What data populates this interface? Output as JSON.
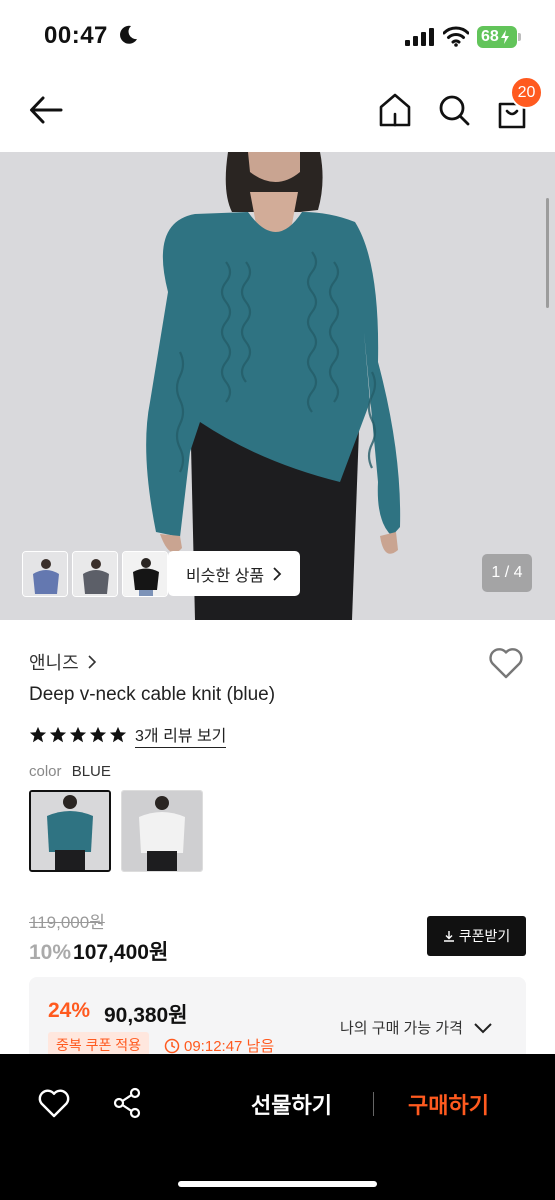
{
  "status_bar": {
    "time": "00:47",
    "battery": "68"
  },
  "header": {
    "cart_count": "20"
  },
  "gallery": {
    "similar_label": "비슷한 상품",
    "counter": "1 / 4"
  },
  "product": {
    "brand": "앤니즈",
    "title": "Deep v-neck cable knit (blue)",
    "rating": 5,
    "review_link": "3개 리뷰 보기",
    "color_label": "color",
    "color_value": "BLUE",
    "original_price": "119,000원",
    "discount_rate": "10%",
    "sale_price": "107,400원",
    "coupon_button": "쿠폰받기"
  },
  "my_price": {
    "discount_rate": "24%",
    "price": "90,380원",
    "label": "나의 구매 가능 가격",
    "tag": "중복 쿠폰 적용",
    "timer": "09:12:47 남음"
  },
  "bottom_bar": {
    "gift_label": "선물하기",
    "buy_label": "구매하기"
  },
  "colors": {
    "accent": "#ff5a1f",
    "sweater": "#2f7382",
    "background_photo": "#d9d9dc"
  }
}
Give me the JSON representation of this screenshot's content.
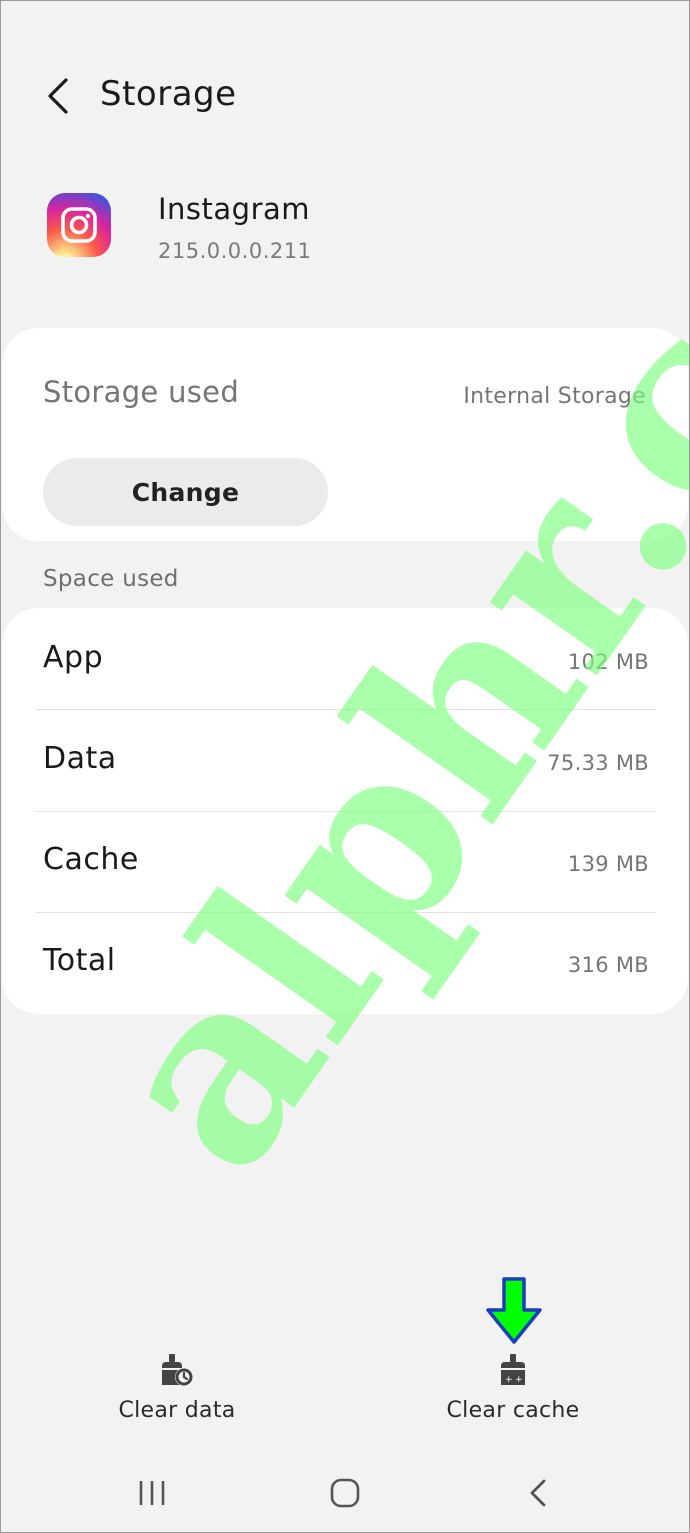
{
  "header": {
    "title": "Storage",
    "back_icon": "chevron-left-icon"
  },
  "app": {
    "name": "Instagram",
    "version": "215.0.0.0.211",
    "icon": "instagram-logo"
  },
  "storage_card": {
    "label": "Storage used",
    "location": "Internal Storage",
    "change_label": "Change"
  },
  "space_used": {
    "section_label": "Space used",
    "rows": [
      {
        "label": "App",
        "value": "102 MB"
      },
      {
        "label": "Data",
        "value": "75.33 MB"
      },
      {
        "label": "Cache",
        "value": "139 MB"
      },
      {
        "label": "Total",
        "value": "316 MB"
      }
    ]
  },
  "actions": {
    "clear_data": {
      "label": "Clear data",
      "icon": "clear-data-icon"
    },
    "clear_cache": {
      "label": "Clear cache",
      "icon": "clear-cache-icon"
    }
  },
  "annotation": {
    "arrow_color": "#00ff00",
    "arrow_outline": "#1a3dbf",
    "icon": "down-arrow-icon"
  },
  "watermark": {
    "text": "alphr.com",
    "color": "#7dff7d"
  },
  "nav": {
    "recent": "recent-apps-icon",
    "home": "home-icon",
    "back": "back-icon"
  }
}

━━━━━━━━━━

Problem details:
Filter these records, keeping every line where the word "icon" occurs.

Solution for this task:
    "back_icon": "chevron-left-icon"
    "icon": "instagram-logo"
      "icon": "clear-data-icon"
      "icon": "clear-cache-icon"
    "icon": "down-arrow-icon"
    "recent": "recent-apps-icon",
    "home": "home-icon",
    "back": "back-icon"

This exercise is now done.